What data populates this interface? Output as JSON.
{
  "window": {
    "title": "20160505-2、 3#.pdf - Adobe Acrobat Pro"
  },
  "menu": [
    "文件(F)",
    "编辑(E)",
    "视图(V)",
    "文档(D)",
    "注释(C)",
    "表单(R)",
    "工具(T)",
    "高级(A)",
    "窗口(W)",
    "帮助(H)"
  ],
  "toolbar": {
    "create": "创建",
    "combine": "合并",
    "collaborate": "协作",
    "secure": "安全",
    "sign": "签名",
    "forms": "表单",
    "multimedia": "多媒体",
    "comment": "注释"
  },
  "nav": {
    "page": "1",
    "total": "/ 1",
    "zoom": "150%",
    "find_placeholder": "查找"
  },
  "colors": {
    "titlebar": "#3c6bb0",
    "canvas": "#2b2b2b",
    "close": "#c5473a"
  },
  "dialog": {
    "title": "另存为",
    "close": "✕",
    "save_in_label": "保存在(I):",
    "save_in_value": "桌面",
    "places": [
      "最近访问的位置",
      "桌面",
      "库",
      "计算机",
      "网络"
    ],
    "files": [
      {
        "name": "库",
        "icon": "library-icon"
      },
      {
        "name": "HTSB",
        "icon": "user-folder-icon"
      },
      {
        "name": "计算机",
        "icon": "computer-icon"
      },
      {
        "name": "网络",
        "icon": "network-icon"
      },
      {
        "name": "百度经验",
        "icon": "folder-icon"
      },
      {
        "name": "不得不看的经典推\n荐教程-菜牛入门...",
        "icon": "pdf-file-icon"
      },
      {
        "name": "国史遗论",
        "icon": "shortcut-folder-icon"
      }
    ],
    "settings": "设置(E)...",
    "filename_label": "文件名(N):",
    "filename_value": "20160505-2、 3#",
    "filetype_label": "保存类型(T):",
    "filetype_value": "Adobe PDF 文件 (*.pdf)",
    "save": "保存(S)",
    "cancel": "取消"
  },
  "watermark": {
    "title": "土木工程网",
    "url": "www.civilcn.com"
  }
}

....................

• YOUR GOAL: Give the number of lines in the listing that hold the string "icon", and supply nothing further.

• EXERCISE RESULT: 7